So, leave some space in the build up in your mind. What will come will come. The world’s not perfect. But mostly family’s are ok at doing what they do… being families.
Question: Overeating and over-drinking makes us not so merry the morning after. Can mindfulness help us control our appetites?
Cole: In Stillness in Mind I pose the question – what does it take to satisfy you? If we think about enjoying the taste, then we can’t rush our eating, because if we finish too quickly we’re robbing ourselves of some enjoyment. And if we’re eating quickly so that we can get to that last turkey leg before uncle Mike, and we succeed, then the law of diminishing returns applies because the more we eat the less extra enjoyment we get. And if we’re eating and drinking like a robot because we’re talking so much, then we’re not really giving others the attention they deserve. So there’s a checklist. And it’s not about being Scrooge-like, it’s actually about maximising our pleasure.
Question: One of the keys to a healthy and happy life is gratitude, and taking time during the holidays to feel grateful for what we’ve got is a wonderful way to feel that all of life is a gift. Is there any specific method or practice that one can use for gratitude?
Cole: I once had an uncle, now long dead, whom I remember most of all because he kept on telling me: “Don’t return a favour, pass it on”. So what does it mean to be grateful? Nothing unless something grows from it. Abbé Pierre, the founder of the Emmaüs movement in Europe said: “You haven’t acted, just because you’ve wept”. I think these two say all that needs to be said about gratitude… and I hope my uncle would feel honoured to be quoted in such esteemed company!
Question: One of the most useful and new techniques in Stillness in Mind is the idea of a “felt sense” of things – which is very different than thinking or experiencing an emotion. Could you quickly describe what it is like to have a “felt sense” of something, and explain how we might use this wonderful technique to enrich the best parts of our Christmas?

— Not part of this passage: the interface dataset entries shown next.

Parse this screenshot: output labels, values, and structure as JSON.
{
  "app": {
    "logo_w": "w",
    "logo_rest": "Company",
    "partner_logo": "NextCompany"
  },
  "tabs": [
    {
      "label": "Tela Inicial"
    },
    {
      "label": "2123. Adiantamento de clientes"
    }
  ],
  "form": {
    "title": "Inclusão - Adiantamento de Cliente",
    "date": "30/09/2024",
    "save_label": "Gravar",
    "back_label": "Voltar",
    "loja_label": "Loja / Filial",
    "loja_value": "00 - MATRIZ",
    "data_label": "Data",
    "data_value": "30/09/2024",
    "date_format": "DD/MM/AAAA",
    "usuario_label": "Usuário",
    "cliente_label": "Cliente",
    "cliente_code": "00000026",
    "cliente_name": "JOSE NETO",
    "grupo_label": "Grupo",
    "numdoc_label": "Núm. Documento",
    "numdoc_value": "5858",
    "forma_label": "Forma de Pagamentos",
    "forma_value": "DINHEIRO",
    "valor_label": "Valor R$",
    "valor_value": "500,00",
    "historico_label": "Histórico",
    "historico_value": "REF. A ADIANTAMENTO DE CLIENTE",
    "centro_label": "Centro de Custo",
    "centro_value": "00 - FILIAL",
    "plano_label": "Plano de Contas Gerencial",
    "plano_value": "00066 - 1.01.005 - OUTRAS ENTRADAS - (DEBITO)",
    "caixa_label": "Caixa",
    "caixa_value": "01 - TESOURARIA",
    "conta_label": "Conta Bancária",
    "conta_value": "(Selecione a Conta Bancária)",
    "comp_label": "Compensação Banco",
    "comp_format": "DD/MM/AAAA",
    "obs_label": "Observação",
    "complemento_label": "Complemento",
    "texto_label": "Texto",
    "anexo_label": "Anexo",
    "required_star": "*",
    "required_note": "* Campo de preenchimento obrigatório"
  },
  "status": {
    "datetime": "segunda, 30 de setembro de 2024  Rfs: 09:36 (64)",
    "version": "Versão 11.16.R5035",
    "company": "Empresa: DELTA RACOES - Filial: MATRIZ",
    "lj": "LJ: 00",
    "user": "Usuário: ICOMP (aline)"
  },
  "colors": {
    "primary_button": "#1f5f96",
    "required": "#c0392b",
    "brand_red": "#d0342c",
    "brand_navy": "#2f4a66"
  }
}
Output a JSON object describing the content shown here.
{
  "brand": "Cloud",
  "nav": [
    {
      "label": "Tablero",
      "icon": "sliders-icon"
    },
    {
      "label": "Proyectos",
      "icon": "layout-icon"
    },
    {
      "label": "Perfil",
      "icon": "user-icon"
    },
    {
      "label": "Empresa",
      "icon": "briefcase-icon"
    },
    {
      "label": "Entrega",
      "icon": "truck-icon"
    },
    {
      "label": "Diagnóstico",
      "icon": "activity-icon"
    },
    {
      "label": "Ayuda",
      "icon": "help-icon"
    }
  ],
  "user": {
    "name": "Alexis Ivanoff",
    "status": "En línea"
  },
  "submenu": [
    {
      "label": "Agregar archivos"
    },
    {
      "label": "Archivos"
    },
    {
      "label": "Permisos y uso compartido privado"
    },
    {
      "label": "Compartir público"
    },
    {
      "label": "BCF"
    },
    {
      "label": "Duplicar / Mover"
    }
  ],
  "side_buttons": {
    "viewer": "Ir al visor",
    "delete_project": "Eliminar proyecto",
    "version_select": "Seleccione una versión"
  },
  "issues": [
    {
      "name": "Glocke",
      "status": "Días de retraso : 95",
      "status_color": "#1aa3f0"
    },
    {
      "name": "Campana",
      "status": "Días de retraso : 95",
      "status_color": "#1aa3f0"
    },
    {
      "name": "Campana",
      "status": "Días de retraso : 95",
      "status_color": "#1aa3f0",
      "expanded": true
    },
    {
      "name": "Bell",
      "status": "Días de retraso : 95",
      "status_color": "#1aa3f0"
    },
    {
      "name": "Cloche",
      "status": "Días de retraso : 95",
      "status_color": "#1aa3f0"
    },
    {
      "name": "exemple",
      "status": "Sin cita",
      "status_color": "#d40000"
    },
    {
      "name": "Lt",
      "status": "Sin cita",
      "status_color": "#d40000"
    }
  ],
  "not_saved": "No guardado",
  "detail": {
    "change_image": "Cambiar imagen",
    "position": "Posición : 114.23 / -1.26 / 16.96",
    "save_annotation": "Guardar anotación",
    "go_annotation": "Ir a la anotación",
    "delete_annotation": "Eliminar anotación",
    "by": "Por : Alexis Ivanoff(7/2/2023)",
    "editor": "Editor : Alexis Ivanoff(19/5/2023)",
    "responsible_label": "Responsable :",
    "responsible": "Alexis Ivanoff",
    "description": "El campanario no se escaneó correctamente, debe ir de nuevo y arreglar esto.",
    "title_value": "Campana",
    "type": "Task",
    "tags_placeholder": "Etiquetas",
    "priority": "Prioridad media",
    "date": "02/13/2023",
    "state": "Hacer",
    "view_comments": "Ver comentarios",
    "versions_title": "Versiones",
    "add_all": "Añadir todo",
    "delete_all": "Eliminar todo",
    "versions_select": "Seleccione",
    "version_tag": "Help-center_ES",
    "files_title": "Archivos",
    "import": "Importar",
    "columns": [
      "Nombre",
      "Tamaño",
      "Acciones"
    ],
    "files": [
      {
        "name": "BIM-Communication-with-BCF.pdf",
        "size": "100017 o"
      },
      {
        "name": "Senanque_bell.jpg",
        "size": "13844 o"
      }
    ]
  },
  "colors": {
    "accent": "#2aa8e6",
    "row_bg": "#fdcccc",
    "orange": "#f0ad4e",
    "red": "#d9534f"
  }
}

Cole: There’s always more about a person, or an experience, or an event in our lives, than we can put into words. And words are a problem because as soon we say them, we render whatever we’ve described lifeless: we stop it at the moment our brain last gave us the description. Felt sense is different. We let the image of a thing hover on the edge of our awareness without needing to completely define it. It consists of glimpses of images past and present, wisps of thought, fragments of memory, and a sensation deep inside of what it means to us. Nothing is fixed, so the experience stays real because it allows for change. And we need to remember that what we think we experience is never just the thing itself – it is us and whatever it is. So in the end our Christmas is much more about what we bring to it ourselves than what others do for us.
Simon Cole is the Author of Stillness in Mind. Cole has formulated a meditation path for a modern age, grounded in Western therapeutic tradition. He introduces into meditation ‘felt-sense’ and ‘kindly attention’ and invites the reader to sit alongside themselves and truly discover the person they are.